“The search for unity with God is undoubtedly the leading motif in religions.”
Veli-Matti Kärkkäinen, begins his book, One With God: Salvation as Deification and Justification, with these strong claims. The main theme in common with the major religions is the human desire for union with God.
He goes on in the book to argue that this theme pervades not only Eastern Orthodox Christianity (known for its emphasis on theosis, or deification (participation in God), but that it’s also an important theme in Catholicism and–most controversially–even in the great Protestant theologian, Martin Luther.
The claim that Luther’s theology contains strong themes related to deification or theosis (union with God) is developed in the so-called “new Finnish interpretation of Luther,” whose primary voice is Tuomo Mannermaa (1937-2015) formerly professor of ecumenical theology at the University of Helskinki.
Kärkkäinen introduces the Finnish interpretation of Luther in this book, and shows how this recovery of an overlooked theme in Luther’s theology could assist in ongoing ecumenical work between the Protestant and Eastern Orthodox churches.
I plan to blog more later about the Finnish interpretation, but for now I’m interested in Kärkkäinen’s claim that at the heart of all major religions is this desire for union with God.
Of Christianity in particular, he goes on to write that,
According to the Christian understanding, all people, whether within or outside of the church, have the very same need: to be saved from fear and judgment to love and safety.

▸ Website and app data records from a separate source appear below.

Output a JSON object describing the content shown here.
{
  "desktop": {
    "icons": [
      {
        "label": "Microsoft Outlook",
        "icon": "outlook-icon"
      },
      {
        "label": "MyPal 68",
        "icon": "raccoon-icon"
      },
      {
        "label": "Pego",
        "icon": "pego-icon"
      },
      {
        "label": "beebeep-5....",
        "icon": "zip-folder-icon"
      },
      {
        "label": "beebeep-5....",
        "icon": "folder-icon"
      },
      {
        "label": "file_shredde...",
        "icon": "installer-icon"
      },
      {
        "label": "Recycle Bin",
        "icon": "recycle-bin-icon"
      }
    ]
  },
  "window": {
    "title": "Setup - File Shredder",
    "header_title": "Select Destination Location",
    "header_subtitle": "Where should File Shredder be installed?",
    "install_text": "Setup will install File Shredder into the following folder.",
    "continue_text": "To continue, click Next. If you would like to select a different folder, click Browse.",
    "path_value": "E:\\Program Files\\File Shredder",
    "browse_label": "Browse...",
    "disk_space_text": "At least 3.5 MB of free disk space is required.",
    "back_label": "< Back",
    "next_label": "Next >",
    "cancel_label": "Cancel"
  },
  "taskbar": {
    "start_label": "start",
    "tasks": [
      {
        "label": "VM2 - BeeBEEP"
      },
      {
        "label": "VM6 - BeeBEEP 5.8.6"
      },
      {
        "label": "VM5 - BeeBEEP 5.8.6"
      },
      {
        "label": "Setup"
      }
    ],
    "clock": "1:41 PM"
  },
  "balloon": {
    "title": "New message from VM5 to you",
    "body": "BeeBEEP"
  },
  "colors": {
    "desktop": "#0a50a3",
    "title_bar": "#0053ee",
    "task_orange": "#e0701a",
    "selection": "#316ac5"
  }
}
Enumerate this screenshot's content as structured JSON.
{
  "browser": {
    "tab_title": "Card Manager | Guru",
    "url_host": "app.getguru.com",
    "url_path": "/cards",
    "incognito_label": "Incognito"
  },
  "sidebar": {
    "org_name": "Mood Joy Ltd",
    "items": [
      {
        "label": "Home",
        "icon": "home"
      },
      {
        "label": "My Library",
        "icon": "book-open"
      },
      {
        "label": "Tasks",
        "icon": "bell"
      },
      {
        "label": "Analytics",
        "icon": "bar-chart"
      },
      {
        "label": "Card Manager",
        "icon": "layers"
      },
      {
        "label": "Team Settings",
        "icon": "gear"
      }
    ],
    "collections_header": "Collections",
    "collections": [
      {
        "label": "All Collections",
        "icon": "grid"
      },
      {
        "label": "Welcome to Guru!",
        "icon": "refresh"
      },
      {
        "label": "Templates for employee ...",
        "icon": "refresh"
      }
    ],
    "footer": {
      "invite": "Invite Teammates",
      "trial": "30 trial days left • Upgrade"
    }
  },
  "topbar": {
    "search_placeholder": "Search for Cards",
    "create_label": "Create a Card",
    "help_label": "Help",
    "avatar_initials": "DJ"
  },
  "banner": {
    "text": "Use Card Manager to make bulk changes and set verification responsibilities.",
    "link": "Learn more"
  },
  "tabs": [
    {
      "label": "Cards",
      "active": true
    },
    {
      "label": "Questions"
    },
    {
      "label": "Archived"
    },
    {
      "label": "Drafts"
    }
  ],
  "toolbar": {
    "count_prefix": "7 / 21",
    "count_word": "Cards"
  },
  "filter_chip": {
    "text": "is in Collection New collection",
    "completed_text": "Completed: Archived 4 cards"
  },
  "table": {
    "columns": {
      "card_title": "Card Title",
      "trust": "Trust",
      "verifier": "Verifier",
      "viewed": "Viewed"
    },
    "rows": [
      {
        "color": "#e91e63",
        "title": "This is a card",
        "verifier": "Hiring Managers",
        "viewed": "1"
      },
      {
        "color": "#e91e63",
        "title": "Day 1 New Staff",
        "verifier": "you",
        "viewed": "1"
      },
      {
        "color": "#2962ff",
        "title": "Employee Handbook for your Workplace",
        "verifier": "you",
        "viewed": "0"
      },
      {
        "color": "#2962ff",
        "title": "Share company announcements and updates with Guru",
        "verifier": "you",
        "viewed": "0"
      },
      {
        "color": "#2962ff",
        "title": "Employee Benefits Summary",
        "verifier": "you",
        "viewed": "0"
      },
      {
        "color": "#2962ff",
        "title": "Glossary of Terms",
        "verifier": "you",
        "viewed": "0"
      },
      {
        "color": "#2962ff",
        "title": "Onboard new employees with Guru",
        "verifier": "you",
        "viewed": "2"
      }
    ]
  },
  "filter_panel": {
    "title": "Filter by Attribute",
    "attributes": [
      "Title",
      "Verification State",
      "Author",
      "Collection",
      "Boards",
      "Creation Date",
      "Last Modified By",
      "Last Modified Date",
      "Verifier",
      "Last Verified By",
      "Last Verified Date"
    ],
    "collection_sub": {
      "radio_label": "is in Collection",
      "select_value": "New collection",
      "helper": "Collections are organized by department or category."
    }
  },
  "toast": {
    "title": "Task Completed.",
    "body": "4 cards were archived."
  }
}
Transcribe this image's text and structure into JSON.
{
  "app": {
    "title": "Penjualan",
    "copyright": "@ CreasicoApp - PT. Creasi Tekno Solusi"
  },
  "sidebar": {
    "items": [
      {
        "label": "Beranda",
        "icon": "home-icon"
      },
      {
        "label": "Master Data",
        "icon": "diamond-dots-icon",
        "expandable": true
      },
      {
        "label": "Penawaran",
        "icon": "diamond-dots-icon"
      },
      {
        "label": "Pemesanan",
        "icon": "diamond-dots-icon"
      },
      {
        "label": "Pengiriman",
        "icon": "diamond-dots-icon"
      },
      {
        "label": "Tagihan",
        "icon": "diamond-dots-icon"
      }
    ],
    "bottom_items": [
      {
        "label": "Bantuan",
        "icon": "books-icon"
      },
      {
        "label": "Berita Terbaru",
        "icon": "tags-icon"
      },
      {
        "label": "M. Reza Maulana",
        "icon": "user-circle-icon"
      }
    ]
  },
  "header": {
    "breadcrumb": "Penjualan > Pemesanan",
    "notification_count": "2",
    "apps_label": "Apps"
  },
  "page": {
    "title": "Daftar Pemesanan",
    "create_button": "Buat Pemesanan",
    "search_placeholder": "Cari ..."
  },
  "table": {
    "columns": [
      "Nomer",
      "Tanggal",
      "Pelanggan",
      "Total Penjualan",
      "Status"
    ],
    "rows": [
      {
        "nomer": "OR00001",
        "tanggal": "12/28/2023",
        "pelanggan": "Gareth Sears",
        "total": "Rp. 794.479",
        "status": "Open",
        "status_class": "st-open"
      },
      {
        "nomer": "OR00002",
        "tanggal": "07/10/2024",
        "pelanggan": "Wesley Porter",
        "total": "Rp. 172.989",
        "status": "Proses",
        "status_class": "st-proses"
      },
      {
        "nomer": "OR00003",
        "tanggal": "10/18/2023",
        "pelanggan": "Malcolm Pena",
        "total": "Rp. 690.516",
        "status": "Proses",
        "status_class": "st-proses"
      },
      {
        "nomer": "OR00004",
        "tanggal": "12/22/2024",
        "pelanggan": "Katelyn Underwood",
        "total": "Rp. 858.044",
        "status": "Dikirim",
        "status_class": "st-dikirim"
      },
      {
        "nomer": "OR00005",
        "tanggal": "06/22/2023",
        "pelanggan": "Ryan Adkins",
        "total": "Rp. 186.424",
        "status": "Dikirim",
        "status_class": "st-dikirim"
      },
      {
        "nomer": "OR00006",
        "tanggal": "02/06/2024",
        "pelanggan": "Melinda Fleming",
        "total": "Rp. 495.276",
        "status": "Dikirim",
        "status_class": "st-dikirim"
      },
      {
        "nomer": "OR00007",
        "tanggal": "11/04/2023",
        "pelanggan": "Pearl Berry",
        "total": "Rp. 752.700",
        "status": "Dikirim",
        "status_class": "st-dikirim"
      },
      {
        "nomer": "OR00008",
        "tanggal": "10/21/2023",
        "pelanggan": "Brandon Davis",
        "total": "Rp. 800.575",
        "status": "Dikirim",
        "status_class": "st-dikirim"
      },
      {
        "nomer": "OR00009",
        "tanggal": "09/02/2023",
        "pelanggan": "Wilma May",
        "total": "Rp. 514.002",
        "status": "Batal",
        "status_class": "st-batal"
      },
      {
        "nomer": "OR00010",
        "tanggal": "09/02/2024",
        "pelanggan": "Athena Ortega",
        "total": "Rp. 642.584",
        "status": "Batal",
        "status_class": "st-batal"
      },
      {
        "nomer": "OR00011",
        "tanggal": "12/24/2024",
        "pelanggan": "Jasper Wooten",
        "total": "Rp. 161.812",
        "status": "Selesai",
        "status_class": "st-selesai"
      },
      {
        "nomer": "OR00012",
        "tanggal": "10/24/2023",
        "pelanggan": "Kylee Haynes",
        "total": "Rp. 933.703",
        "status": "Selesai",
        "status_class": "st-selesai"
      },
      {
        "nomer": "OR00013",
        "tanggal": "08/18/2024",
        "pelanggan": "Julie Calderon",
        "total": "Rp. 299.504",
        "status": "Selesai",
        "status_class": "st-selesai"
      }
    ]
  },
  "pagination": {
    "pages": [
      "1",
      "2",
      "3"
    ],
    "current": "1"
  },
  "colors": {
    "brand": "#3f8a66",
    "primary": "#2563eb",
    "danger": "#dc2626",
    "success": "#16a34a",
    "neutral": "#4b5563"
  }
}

Even though we believe and live our Christian lives within our various traditions, we do not suffer or die merely as Baptists, Catholics, Orthodox, or Pentecostals. Whether we like it or not, all Christians are on their way to the very same salvation provided by the same Almighty God. For Christian testimony to win any kind of credibility in an unbelieving and doubting world, we need a consensual understanding of salvation. Let us not be naïve: the Christian church is not likely to be united doctrinally, perhaps it even should not be. The richness of Christian theology and witness is the symphony—even though too often a cacophony—of various legitimate voices concerning the saving works of their God and Savior. While no homogenous testimony is to be expected or desired, a hope for a common perspective on salvation could be realistic.
The irony of Christianity lies in the fact that all Christians, as the rest of the world, yearn for union with God and unity between others. However, churches are divided, churches that speak about the final union to come. Could the doctrine of salvation be a catalyst for a more serious concern for unity?
I don’t disagree with the claim as such – though I might substitute “the divine” for God, but I wonder if we dig a layer deeper we’d discover that even beyond “unity” or “union” with God, the common human desire expressed in all religions, perhaps expressed through that motif of union with God, is the quest for meaning, significance, and wholeness in a world that otherwise so often seems to lack it? In this sense, perhaps it isn’t just union with God, but also with creation, with others, and having a sense of peace and of place in the world?